▽

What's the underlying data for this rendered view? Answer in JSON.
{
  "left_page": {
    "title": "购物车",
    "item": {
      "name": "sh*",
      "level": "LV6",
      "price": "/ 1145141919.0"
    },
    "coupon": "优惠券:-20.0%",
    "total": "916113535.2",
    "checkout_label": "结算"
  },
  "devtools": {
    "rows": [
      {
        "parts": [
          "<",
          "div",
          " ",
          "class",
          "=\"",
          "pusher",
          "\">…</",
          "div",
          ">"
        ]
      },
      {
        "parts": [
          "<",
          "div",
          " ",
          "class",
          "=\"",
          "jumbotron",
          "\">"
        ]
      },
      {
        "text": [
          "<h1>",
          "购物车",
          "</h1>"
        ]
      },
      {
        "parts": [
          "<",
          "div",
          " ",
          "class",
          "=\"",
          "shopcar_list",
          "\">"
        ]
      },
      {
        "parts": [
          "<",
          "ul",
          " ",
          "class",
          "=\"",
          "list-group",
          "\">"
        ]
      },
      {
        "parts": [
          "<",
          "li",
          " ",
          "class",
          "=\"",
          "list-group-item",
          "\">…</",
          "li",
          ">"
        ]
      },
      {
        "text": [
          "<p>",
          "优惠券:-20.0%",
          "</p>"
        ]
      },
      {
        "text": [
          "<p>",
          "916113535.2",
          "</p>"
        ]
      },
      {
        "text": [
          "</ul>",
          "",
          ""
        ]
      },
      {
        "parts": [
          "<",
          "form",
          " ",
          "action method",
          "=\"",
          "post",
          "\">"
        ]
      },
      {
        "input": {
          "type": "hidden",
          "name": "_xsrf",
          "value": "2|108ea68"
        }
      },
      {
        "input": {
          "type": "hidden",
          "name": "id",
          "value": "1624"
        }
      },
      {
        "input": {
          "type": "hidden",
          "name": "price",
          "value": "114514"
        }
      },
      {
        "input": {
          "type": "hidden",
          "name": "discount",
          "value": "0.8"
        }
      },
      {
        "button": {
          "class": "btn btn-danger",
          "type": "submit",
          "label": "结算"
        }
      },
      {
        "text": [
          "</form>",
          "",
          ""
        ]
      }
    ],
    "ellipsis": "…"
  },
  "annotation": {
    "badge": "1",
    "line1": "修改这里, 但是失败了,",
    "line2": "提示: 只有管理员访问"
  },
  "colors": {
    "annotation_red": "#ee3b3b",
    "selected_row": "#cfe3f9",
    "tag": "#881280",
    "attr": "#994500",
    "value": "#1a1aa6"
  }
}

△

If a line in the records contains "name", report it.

Completed task >>
      "name": "sh*",
          "name": "_xsrf",
          "name": "id",
          "name": "price",
          "name": "discount",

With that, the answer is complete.